Islamabad: With a general election due to be held on Wednesday, the leader of the Pakistan Tehreek-e-Insaf (PTI) is just a bat swing away from a victory he has pursued relentlessly since relinquishing a glamorous London lifestyle of celebrity and nightclubs more than 20 years ago.
“This is an opportunity to change Pakistan,” he tells an 8,000-strong crowd in the poor suburb of Shahdara, as moths collide with high-powered floodlights. “You will not have it again and again.”
Leading Pakistani opposition politician Imran Khan has told the BBC his opponents in elections next week will “lose because of their track record” when in power.
“The status quo parties are suddenly saying the elections won’t be free and fair. The reason is all the opinion polls show the PTI is surging… so they’re already seeing the writing on the wall.”
Supporters of the PML-N party, in power for the past five years, and human rights groups allege the Pakistani military is “engineering” the result to ensure Mr Khan’s PTI party wins.
The elections are widely seen as a contest between the PTI, and the PML-N, dominated by the family of former Prime Minister Nawaz Sharif.
Mr Khan told the BBC his party’s campaign was “a mission to see Pakistan rise again”.

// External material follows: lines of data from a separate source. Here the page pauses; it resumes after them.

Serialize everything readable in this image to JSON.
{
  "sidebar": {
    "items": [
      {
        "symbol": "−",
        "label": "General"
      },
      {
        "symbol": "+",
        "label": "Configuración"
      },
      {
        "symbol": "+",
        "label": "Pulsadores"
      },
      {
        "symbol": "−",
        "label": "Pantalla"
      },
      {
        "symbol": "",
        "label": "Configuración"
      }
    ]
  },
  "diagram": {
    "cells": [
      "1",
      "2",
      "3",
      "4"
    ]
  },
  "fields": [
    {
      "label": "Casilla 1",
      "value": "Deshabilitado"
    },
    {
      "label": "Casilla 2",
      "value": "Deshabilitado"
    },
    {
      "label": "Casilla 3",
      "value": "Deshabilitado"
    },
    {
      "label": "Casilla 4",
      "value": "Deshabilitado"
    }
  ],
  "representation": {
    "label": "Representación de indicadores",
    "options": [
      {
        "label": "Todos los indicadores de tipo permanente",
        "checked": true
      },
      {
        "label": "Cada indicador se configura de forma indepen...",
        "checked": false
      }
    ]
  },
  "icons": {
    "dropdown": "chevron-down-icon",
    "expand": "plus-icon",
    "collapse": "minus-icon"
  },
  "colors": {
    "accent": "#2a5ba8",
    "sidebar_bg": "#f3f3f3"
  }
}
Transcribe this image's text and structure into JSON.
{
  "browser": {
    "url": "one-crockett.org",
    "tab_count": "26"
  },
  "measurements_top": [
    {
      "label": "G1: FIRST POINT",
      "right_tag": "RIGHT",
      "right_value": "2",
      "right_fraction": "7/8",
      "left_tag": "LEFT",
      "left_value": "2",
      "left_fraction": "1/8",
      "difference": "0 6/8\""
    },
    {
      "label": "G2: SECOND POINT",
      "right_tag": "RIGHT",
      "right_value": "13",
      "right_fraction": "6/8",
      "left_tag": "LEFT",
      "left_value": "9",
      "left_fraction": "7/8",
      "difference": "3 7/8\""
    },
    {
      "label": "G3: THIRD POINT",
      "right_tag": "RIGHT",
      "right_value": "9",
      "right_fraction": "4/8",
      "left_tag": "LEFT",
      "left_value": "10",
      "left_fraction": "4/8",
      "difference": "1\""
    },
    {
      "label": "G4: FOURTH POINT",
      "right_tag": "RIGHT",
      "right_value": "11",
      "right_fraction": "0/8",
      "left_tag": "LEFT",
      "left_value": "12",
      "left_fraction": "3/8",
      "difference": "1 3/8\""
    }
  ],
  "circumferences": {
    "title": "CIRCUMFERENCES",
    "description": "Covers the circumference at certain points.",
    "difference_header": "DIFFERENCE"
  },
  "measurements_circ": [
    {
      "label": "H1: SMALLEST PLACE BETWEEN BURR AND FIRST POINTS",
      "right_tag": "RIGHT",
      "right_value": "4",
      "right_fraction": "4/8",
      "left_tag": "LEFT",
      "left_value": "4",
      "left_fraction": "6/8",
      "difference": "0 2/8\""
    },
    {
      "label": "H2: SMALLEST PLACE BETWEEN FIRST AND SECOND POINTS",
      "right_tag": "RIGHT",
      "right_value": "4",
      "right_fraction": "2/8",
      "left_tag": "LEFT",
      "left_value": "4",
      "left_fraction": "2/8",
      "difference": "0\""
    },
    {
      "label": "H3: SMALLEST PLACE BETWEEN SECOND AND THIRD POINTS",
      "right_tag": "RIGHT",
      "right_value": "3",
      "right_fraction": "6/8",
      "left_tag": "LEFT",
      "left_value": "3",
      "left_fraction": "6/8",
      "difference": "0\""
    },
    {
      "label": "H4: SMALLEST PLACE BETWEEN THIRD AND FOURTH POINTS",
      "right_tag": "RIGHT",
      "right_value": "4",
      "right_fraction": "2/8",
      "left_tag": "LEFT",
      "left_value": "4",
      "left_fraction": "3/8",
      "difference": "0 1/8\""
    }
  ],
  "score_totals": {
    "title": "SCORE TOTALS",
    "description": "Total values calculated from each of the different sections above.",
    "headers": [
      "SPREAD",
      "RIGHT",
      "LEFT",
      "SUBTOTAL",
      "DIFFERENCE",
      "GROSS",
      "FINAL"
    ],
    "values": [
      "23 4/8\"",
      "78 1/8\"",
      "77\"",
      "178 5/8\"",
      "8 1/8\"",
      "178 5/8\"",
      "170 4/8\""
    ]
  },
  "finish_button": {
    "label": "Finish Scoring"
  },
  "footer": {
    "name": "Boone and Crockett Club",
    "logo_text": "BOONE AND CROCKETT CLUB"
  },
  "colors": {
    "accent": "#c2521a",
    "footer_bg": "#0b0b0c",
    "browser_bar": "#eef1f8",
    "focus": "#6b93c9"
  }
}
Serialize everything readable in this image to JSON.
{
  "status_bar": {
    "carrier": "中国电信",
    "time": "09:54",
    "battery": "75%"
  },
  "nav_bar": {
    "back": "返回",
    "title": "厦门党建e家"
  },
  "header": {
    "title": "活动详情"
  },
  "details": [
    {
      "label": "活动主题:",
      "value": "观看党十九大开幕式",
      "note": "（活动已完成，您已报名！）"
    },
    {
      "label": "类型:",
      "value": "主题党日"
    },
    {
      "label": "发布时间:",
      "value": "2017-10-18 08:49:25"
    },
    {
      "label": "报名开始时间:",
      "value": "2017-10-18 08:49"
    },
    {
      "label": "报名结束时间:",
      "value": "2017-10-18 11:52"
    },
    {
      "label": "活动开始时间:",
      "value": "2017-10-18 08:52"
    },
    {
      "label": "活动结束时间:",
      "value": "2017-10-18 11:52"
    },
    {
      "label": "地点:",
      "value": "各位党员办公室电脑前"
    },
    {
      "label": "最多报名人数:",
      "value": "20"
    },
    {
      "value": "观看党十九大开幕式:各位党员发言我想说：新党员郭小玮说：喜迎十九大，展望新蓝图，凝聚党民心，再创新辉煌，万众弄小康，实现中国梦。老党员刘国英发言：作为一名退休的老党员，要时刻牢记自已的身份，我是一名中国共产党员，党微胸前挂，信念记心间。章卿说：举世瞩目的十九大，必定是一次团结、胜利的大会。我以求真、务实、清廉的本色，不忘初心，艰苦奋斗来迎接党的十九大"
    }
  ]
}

The former cricketer has made fighting corruption his main policy issue. His rival, Mr Sharif, was sentenced to 10 years in jail by an anti-corruption court earlier this month, the culmination of an investigation Mr Khan pressed for.
However, some analysts say that the real reason for Mr Sharif’s conviction is that he clashed with the Pakistani army over foreign and security policies while in power.
Mr Sharif claims the military, which has directly controlled Pakistan for nearly half its existence, is now engaged in “pre-poll rigging” in order to prevent his party being re-elected.
A number of PML-N candidates have alleged they were told by the intelligence services to defect from the party, and journalists say they have been given instructions not to report stories sympathetic to Mr Sharif.